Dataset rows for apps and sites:
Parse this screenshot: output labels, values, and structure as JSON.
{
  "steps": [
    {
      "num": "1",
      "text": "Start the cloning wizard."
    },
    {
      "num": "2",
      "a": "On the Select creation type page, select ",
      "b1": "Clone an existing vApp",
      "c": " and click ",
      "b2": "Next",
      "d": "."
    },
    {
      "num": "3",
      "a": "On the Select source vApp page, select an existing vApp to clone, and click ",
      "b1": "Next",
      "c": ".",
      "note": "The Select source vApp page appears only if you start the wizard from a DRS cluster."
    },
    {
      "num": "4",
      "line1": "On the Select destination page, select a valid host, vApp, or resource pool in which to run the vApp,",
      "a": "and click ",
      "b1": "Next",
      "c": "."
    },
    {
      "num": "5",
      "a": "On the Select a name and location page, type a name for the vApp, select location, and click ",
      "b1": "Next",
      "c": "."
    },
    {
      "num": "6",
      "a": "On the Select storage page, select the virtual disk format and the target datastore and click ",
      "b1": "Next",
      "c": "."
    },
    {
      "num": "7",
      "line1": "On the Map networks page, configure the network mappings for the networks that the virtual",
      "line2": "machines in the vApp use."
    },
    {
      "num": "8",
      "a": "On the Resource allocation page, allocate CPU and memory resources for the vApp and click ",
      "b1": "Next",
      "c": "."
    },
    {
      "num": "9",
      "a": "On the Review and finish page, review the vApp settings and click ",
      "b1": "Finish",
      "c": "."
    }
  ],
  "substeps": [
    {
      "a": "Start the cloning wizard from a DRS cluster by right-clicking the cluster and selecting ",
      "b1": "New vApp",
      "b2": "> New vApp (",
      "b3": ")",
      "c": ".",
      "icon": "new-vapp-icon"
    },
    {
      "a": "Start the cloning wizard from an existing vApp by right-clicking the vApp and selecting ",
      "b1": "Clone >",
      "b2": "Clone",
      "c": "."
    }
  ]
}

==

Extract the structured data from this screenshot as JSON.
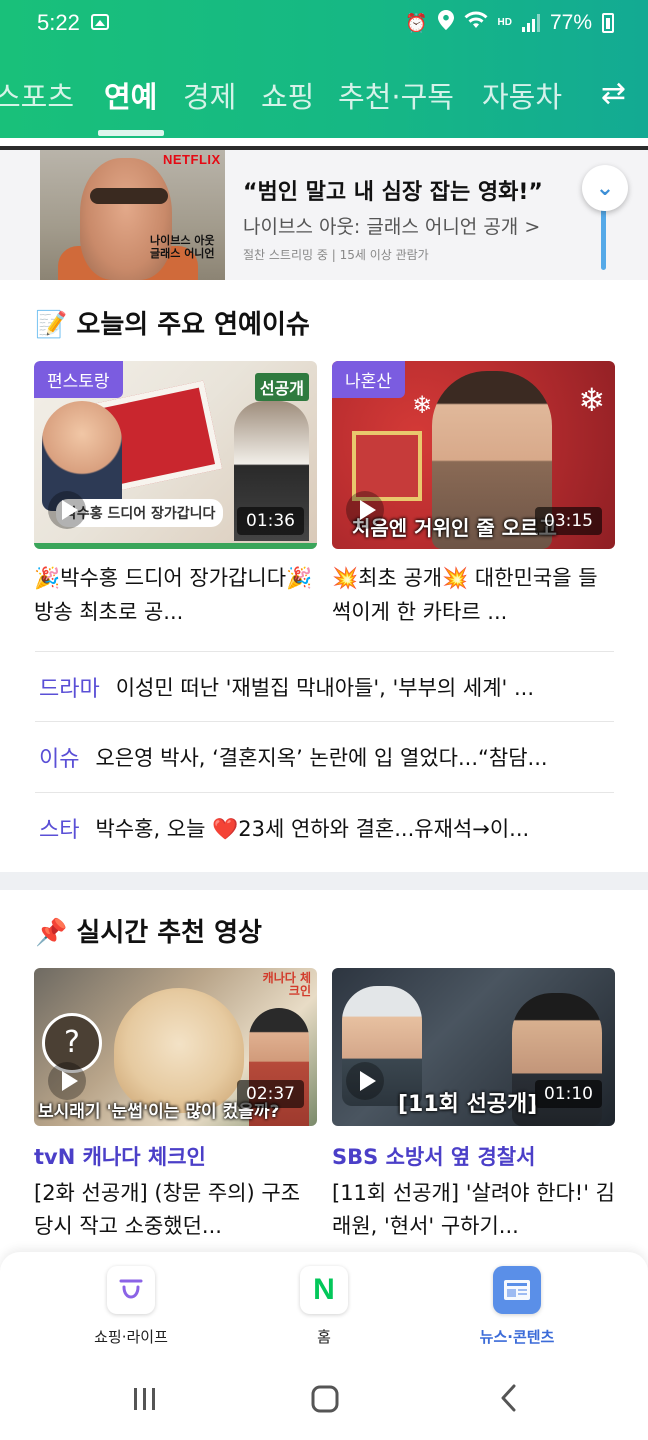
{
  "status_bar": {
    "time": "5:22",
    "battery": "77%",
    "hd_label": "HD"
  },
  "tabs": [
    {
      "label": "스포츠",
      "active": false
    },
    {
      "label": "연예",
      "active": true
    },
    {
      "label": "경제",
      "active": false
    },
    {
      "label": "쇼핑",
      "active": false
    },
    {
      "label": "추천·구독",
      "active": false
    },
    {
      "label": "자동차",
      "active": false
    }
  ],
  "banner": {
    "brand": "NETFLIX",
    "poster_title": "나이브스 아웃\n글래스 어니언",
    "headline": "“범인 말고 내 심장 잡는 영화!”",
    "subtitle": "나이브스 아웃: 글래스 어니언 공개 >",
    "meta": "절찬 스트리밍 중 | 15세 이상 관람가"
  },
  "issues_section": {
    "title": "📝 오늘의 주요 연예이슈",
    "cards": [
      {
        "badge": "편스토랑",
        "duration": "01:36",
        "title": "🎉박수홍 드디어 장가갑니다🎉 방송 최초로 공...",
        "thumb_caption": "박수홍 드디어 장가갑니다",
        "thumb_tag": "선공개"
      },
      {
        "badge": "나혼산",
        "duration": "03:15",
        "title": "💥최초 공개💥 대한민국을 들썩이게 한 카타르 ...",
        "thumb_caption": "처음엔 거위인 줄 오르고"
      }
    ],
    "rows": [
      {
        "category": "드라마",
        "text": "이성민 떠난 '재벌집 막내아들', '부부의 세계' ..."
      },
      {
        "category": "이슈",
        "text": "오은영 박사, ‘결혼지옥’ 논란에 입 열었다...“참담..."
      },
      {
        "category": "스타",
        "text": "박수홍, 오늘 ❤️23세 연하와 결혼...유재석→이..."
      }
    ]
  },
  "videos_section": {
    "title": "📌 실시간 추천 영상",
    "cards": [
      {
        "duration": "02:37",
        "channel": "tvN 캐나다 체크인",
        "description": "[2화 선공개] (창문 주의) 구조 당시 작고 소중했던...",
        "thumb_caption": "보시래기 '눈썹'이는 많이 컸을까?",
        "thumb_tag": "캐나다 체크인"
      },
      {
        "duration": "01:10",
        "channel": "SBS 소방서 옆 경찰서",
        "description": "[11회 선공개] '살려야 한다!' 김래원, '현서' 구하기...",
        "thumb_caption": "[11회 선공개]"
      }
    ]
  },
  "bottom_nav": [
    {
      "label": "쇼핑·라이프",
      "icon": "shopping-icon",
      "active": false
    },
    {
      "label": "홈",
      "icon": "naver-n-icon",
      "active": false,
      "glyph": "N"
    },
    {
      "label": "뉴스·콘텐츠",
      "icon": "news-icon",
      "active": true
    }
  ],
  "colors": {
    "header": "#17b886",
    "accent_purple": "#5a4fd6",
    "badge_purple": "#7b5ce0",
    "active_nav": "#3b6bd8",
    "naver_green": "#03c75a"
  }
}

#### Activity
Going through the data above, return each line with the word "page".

#### Problem solution
      "a": "On the Select creation type page, select ",
      "a": "On the Select source vApp page, select an existing vApp to clone, and click ",
      "note": "The Select source vApp page appears only if you start the wizard from a DRS cluster."
      "line1": "On the Select destination page, select a valid host, vApp, or resource pool in which to run the vApp,",
      "a": "On the Select a name and location page, type a name for the vApp, select location, and click ",
      "a": "On the Select storage page, select the virtual disk format and the target datastore and click ",
      "line1": "On the Map networks page, configure the network mappings for the networks that the virtual",
      "a": "On the Resource allocation page, allocate CPU and memory resources for the vApp and click ",
      "a": "On the Review and finish page, review the vApp settings and click ",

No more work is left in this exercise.